= BRIEF =
Pick out each line with the word "alarm" from the material that follows.

= RECORDS PROVIDED =
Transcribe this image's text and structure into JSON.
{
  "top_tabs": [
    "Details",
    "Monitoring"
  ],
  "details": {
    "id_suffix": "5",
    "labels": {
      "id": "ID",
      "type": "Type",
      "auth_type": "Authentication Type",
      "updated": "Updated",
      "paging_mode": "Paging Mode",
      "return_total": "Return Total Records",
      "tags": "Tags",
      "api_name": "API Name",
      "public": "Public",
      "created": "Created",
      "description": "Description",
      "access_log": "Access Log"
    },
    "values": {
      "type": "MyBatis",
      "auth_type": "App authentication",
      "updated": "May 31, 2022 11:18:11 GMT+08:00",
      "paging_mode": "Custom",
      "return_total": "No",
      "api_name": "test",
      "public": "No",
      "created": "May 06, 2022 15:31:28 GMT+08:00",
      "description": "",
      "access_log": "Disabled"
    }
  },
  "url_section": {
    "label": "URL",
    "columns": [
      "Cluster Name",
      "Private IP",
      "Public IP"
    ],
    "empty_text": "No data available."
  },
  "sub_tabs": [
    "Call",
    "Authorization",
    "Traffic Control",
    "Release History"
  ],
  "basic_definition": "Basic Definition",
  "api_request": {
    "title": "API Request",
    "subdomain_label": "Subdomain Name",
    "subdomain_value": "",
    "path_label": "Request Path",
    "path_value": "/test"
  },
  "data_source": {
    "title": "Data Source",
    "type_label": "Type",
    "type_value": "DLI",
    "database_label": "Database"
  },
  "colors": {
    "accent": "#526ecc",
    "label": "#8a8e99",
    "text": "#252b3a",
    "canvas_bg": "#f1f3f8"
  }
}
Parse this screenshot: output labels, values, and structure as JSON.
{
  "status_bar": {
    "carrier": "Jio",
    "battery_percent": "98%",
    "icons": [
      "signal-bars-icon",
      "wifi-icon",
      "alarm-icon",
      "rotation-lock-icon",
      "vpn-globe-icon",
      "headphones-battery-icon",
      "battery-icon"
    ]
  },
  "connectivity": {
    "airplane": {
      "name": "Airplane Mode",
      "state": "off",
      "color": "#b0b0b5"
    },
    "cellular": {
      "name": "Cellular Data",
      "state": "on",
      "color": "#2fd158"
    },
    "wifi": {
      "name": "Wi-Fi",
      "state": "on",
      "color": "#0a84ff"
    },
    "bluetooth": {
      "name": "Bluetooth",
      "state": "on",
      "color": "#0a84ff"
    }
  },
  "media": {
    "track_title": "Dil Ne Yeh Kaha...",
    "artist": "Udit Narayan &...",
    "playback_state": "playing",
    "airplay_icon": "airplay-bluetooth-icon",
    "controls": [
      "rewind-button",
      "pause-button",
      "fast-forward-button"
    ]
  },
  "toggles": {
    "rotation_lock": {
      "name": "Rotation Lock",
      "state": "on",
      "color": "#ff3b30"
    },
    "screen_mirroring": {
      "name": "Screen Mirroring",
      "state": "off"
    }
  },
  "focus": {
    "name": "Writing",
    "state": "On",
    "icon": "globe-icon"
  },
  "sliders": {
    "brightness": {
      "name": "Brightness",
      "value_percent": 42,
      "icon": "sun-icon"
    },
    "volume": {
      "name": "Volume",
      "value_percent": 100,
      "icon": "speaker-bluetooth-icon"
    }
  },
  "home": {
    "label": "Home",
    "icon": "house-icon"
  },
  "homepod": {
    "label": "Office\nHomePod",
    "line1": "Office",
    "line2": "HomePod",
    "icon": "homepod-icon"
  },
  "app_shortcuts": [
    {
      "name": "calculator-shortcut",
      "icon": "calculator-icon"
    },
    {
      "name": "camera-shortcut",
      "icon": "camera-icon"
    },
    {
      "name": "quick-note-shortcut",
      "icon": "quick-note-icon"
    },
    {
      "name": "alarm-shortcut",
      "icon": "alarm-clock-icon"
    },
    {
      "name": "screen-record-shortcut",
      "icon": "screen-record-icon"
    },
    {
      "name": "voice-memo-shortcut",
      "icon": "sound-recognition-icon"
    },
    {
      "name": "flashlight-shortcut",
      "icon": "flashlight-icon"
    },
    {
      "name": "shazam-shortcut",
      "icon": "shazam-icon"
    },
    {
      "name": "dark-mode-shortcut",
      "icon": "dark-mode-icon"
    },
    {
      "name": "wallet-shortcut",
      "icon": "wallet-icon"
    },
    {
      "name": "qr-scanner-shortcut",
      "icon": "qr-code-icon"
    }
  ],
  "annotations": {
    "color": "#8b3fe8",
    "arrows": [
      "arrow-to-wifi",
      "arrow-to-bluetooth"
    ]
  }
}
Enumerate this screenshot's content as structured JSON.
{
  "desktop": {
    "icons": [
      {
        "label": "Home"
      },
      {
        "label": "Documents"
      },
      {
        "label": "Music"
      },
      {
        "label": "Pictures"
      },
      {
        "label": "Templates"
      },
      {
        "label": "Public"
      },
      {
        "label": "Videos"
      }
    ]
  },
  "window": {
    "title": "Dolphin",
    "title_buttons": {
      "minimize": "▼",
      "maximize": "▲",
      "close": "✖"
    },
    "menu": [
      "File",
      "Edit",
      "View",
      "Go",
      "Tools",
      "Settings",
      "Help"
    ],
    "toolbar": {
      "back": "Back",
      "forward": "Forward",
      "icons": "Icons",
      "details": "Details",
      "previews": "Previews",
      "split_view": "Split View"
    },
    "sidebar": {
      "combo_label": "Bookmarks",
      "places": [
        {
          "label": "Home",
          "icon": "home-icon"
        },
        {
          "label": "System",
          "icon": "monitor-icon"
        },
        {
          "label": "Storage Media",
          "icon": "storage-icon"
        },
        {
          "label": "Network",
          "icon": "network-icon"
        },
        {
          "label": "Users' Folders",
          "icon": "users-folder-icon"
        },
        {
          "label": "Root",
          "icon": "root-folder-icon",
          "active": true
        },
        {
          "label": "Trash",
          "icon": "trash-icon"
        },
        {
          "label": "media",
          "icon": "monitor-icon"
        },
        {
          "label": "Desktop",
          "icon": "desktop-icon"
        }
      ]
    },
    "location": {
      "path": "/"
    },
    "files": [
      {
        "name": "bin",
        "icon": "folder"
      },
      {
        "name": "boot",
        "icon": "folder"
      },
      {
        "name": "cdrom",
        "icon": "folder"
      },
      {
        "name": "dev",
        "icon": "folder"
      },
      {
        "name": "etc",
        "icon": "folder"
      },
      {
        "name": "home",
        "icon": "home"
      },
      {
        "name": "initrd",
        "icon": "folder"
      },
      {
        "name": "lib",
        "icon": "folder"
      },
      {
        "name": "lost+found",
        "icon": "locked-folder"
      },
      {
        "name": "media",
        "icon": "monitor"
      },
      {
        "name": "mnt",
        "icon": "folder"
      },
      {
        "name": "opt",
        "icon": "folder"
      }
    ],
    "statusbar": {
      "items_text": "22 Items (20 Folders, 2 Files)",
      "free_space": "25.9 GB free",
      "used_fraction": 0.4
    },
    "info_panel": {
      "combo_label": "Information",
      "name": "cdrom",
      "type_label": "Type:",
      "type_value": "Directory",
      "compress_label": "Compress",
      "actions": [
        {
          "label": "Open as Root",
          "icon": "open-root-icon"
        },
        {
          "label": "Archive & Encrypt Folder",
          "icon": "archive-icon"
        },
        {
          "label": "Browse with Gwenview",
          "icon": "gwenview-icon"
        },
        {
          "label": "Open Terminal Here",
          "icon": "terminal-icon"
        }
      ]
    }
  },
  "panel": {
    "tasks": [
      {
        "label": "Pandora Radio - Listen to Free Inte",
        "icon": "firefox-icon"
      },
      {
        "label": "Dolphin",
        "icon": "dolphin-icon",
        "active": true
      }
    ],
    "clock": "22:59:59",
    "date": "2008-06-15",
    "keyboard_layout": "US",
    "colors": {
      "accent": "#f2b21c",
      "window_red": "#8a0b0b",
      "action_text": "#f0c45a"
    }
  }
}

= RESPONSE =
      "alarm-icon",
      "name": "alarm-shortcut",
      "icon": "alarm-clock-icon"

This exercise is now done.